[Records for processing — start]

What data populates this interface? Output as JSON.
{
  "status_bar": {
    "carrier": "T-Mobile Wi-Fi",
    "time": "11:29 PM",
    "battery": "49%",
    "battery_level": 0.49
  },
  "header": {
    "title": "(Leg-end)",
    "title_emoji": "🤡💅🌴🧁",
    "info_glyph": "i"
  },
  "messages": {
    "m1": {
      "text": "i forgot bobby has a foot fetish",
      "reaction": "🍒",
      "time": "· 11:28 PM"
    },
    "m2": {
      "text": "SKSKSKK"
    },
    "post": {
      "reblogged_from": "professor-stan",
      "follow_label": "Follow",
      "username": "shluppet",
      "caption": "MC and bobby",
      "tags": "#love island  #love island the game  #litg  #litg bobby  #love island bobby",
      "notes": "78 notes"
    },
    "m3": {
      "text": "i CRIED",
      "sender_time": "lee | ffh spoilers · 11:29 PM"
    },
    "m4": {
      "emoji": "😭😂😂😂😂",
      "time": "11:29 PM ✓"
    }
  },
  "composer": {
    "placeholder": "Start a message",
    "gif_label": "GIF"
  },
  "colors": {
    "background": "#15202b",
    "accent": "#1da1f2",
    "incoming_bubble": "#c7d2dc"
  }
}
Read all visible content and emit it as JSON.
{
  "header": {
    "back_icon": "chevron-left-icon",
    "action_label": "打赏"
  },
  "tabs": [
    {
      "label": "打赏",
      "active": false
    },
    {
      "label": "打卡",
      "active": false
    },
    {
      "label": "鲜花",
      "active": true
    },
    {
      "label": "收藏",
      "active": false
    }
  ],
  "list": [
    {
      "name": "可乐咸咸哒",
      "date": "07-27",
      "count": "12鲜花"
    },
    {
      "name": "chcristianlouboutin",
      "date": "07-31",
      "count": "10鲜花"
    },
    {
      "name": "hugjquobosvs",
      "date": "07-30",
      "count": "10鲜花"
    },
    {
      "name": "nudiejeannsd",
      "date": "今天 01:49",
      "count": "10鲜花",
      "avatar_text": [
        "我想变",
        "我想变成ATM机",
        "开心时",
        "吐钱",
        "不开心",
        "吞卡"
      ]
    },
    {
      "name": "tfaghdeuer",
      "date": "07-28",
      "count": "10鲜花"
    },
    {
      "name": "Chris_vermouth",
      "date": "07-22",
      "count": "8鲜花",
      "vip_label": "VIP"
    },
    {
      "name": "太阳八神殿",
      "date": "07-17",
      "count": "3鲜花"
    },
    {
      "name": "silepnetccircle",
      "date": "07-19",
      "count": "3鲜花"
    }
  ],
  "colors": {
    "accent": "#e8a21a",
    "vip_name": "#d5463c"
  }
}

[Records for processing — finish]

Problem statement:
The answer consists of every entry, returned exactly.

Problem solution:
What data populates this interface? Output as JSON.
{
  "status_bar": {
    "carrier": "T-Mobile Wi-Fi",
    "time": "11:29 PM",
    "battery": "49%",
    "battery_level": 0.49
  },
  "header": {
    "title": "(Leg-end)",
    "title_emoji": "🤡💅🌴🧁",
    "info_glyph": "i"
  },
  "messages": {
    "m1": {
      "text": "i forgot bobby has a foot fetish",
      "reaction": "🍒",
      "time": "· 11:28 PM"
    },
    "m2": {
      "text": "SKSKSKK"
    },
    "post": {
      "reblogged_from": "professor-stan",
      "follow_label": "Follow",
      "username": "shluppet",
      "caption": "MC and bobby",
      "tags": "#love island  #love island the game  #litg  #litg bobby  #love island bobby",
      "notes": "78 notes"
    },
    "m3": {
      "text": "i CRIED",
      "sender_time": "lee | ffh spoilers · 11:29 PM"
    },
    "m4": {
      "emoji": "😭😂😂😂😂",
      "time": "11:29 PM ✓"
    }
  },
  "composer": {
    "placeholder": "Start a message",
    "gif_label": "GIF"
  },
  "colors": {
    "background": "#15202b",
    "accent": "#1da1f2",
    "incoming_bubble": "#c7d2dc"
  }
}
Read all visible content and emit it as JSON.
{
  "header": {
    "back_icon": "chevron-left-icon",
    "action_label": "打赏"
  },
  "tabs": [
    {
      "label": "打赏",
      "active": false
    },
    {
      "label": "打卡",
      "active": false
    },
    {
      "label": "鲜花",
      "active": true
    },
    {
      "label": "收藏",
      "active": false
    }
  ],
  "list": [
    {
      "name": "可乐咸咸哒",
      "date": "07-27",
      "count": "12鲜花"
    },
    {
      "name": "chcristianlouboutin",
      "date": "07-31",
      "count": "10鲜花"
    },
    {
      "name": "hugjquobosvs",
      "date": "07-30",
      "count": "10鲜花"
    },
    {
      "name": "nudiejeannsd",
      "date": "今天 01:49",
      "count": "10鲜花",
      "avatar_text": [
        "我想变",
        "我想变成ATM机",
        "开心时",
        "吐钱",
        "不开心",
        "吞卡"
      ]
    },
    {
      "name": "tfaghdeuer",
      "date": "07-28",
      "count": "10鲜花"
    },
    {
      "name": "Chris_vermouth",
      "date": "07-22",
      "count": "8鲜花",
      "vip_label": "VIP"
    },
    {
      "name": "太阳八神殿",
      "date": "07-17",
      "count": "3鲜花"
    },
    {
      "name": "silepnetccircle",
      "date": "07-19",
      "count": "3鲜花"
    }
  ],
  "colors": {
    "accent": "#e8a21a",
    "vip_name": "#d5463c"
  }
}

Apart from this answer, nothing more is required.